Next, please allow me to give another example: a very simplified version of Indonesia's story although it is not precisely analogous to China's story. By discussing very briefly about such as complicated issue, I know I'm risking the danger of being miss-interpreted. Even if it has to be that way, let it be so. Take a look at the founding father of modern Indonesia, Sukarno. On the verge of getting Independence from the Dutch colonial power, President Sukarno came up with the idea of "Five Principles" or "Pancasila" as a recipe for Indonesian nationalism:
1. Belief in the one and only God
2. Just and civilized humanity
3. The unity of Indonesia
4. Democracy guided by the inner wisdom in the unanimity arising out of deliberations amongst representatives
5. Social justice for the whole of the people of Indonesia
Each of the principles and all as a whole sound very good, inclusive and forward-looking. However, when Sukarno become highly ideological about nationalism but paid no attention whatsoever to the economic deprivation of his country at the time, he has no choice but to step down. In fact, he was even put under house arrest. People cared less about the principles on the ivory tower as they were not meeting the brutal needs of the people on the ground.

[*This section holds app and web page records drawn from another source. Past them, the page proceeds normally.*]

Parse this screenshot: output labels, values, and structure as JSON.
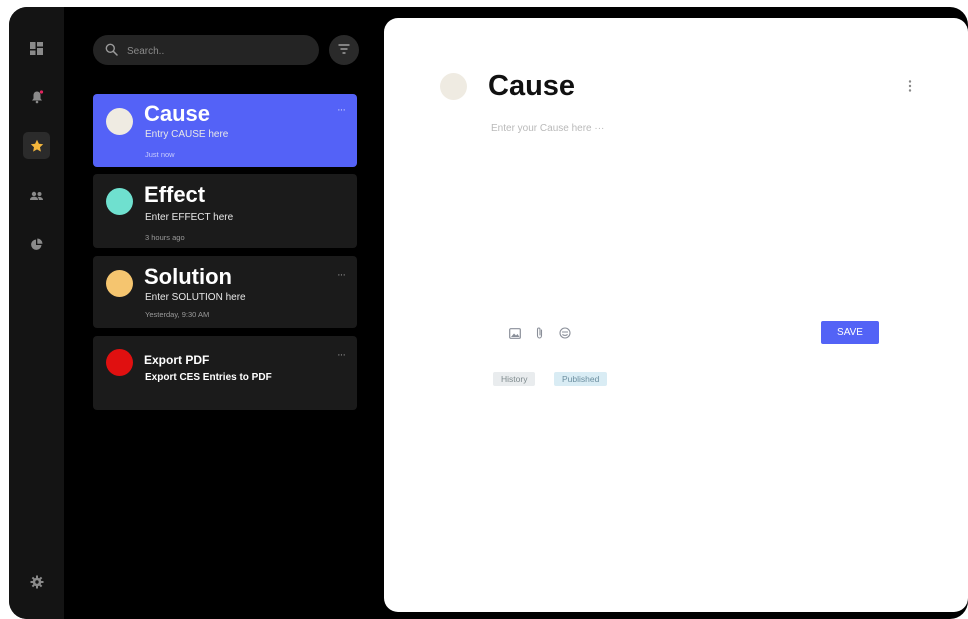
{
  "sidebar": {
    "icons": [
      "dashboard-icon",
      "bell-icon",
      "star-icon",
      "users-icon",
      "pie-chart-icon",
      "gear-icon"
    ],
    "active": "star-icon",
    "notification_color": "#e0245e"
  },
  "search": {
    "placeholder": "Search.."
  },
  "entries": [
    {
      "title": "Cause",
      "subtitle": "Entry CAUSE here",
      "time": "Just now",
      "dot_color": "#efebe2",
      "selected": true
    },
    {
      "title": "Effect",
      "subtitle": "Enter EFFECT here",
      "time": "3 hours ago",
      "dot_color": "#6fe0cf",
      "selected": false
    },
    {
      "title": "Solution",
      "subtitle": "Enter SOLUTION here",
      "time": "Yesterday, 9:30 AM",
      "dot_color": "#f5c56f",
      "selected": false
    },
    {
      "title": "Export PDF",
      "subtitle": "Export CES Entries to PDF",
      "time": "",
      "dot_color": "#e01010",
      "selected": false
    }
  ],
  "more_glyph": "···",
  "editor": {
    "title": "Cause",
    "placeholder": "Enter your Cause here ···",
    "toolbar_icons": [
      "image-icon",
      "attachment-icon",
      "emoji-icon"
    ],
    "save_label": "SAVE",
    "tags": [
      "History",
      "Published"
    ]
  },
  "colors": {
    "accent": "#5462f7",
    "background": "#000000",
    "card": "#1b1b1b",
    "rail": "#141414"
  }
}
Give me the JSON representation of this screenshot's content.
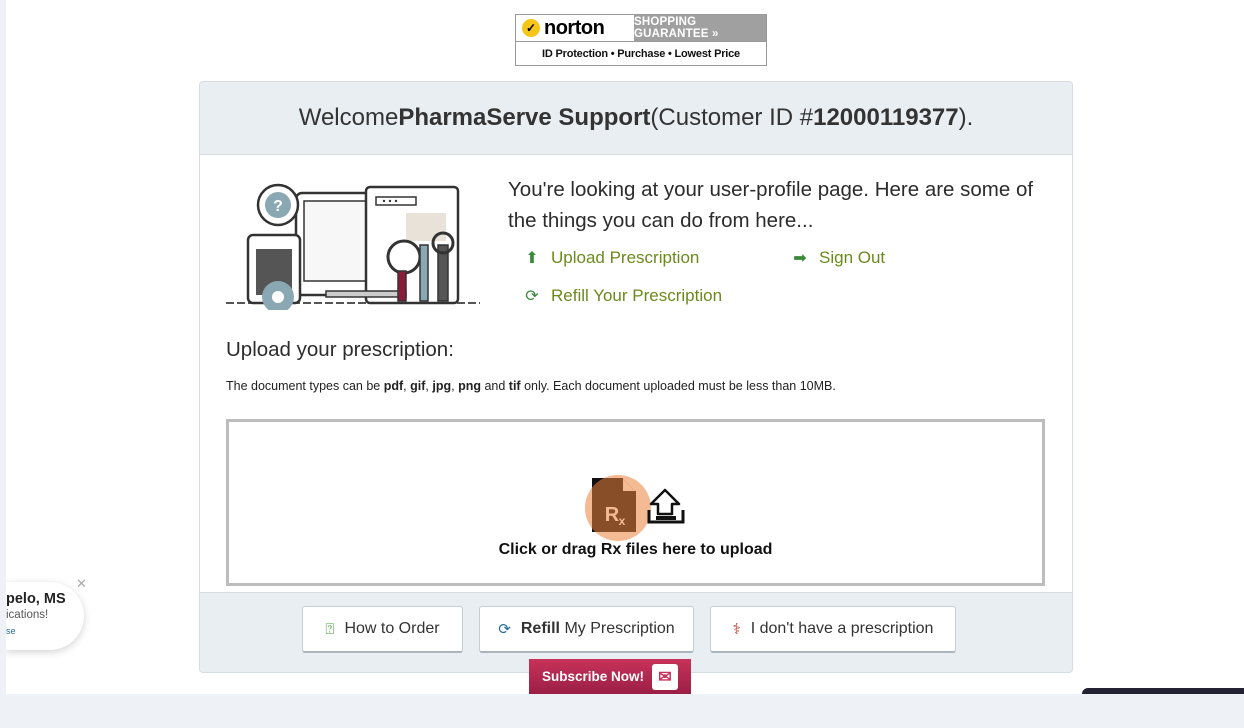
{
  "norton": {
    "brand": "norton",
    "guarantee": "SHOPPING GUARANTEE »",
    "features": "ID Protection  •  Purchase  •  Lowest Price"
  },
  "welcome": {
    "prefix": "Welcome ",
    "name": "PharmaServe Support",
    "mid": " (Customer ID # ",
    "id": "12000119377",
    "suffix": ")."
  },
  "intro": "You're looking at your user-profile page. Here are some of the things you can do from here...",
  "actions": {
    "upload": "Upload Prescription",
    "signout": "Sign Out",
    "refill": "Refill Your Prescription"
  },
  "upload": {
    "title": "Upload your prescription:",
    "note_1": "The document types can be ",
    "t1": "pdf",
    "sep1": ", ",
    "t2": "gif",
    "sep2": ", ",
    "t3": "jpg",
    "sep3": ", ",
    "t4": "png",
    "sep4": " and ",
    "t5": "tif",
    "note_2": " only. Each document uploaded must be less than 10MB.",
    "drop_label": "Click or drag Rx files here to upload"
  },
  "buttons": {
    "how": "How to Order",
    "refill_bold": "Refill",
    "refill_rest": " My Prescription",
    "norx": "I don't have a prescription"
  },
  "subscribe": "Subscribe Now!",
  "popup": {
    "location": "pelo, MS",
    "message": "ications!",
    "small": "se"
  },
  "colors": {
    "accent_green": "#6b8a1c",
    "header_bg": "#e9eef2",
    "subscribe_red": "#b02850"
  }
}
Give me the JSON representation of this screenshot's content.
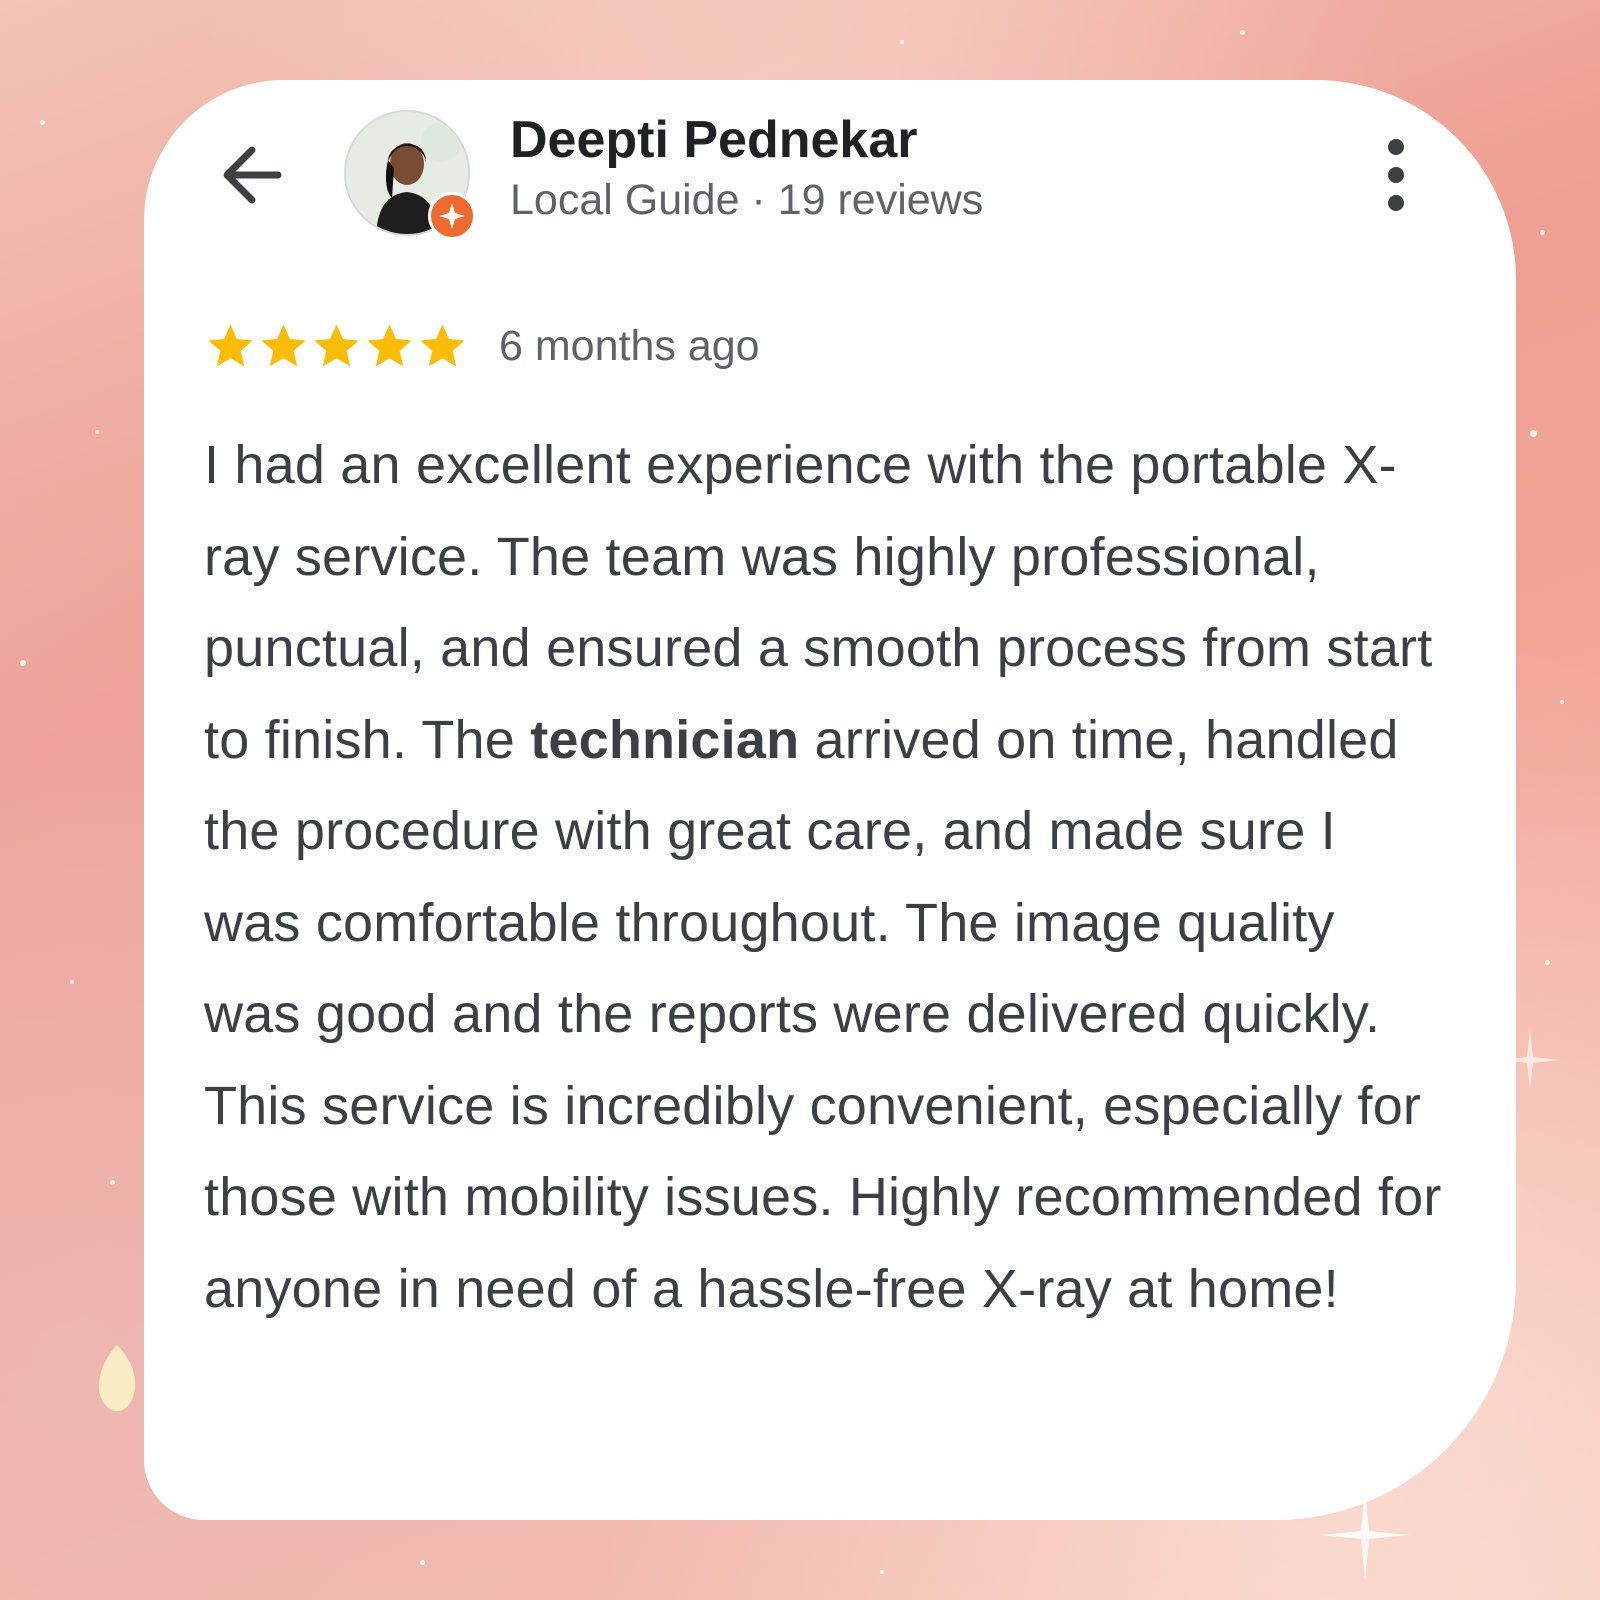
{
  "reviewer": {
    "name": "Deepti Pednekar",
    "meta": "Local Guide · 19 reviews",
    "avatar_icon": "avatar-photo",
    "badge_icon": "local-guide-star-icon",
    "badge_color": "#ee6a2f"
  },
  "navigation": {
    "back_icon": "arrow-left-icon",
    "menu_icon": "more-vertical-icon"
  },
  "review": {
    "rating": 5,
    "rating_max": 5,
    "star_color": "#fbbc04",
    "time_ago": "6 months ago",
    "text_before": "I had an excellent experience with the portable X-ray service. The team was highly professional, punctual, and ensured a smooth process from start to finish. The ",
    "text_bold": "technician",
    "text_after": " arrived on time, handled the procedure with great care, and made sure I was comfortable throughout. The image quality was good and the reports were delivered quickly. This service is incredibly convenient, especially for those with mobility issues. Highly recommended for anyone in need of a hassle-free X-ray at home!"
  },
  "colors": {
    "background_pink": "#ee9f93",
    "card": "#ffffff",
    "text_primary": "#202124",
    "text_secondary": "#5f6368"
  }
}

Despite of all, the people of Indonesia till today respect and acknowledge Sukarno as the founding father of modern Indonesia, but not with a blind eye to his weaknesses. His daughter, Megawati, was even elected as the President of the country over thirty years later.
The point of all is that it is nothing wrong with reviewing the Four Principles. Please continue to do so. But please don't loose focus on aiming a better future or a positive change for the war-torn land and war-weary Karen people. But we should try our best not to hold personal grudges upon each other. If not, it will be counter-productive and fruitless. And I am not saying the Four Principles will end up like Marx's ideology or Sukarno's Five Principles as I said I personal don't know enough about it at the moment.
In fact, those who think that critically reviewing the Four Principles isn't a good idea, I would encourage you to come up with a set of arguments and shed some lights on how the Karen can achieve their goals by subscribing and practicing the Four Principles or share an evaluation of how the Karen have achieved their goals so far by doing so. I personally cannot wait to hear what you all have to say and I believe everyone will be benefited from such an analysis.
March 15, 2007
By Naw Show Ei Ei Tun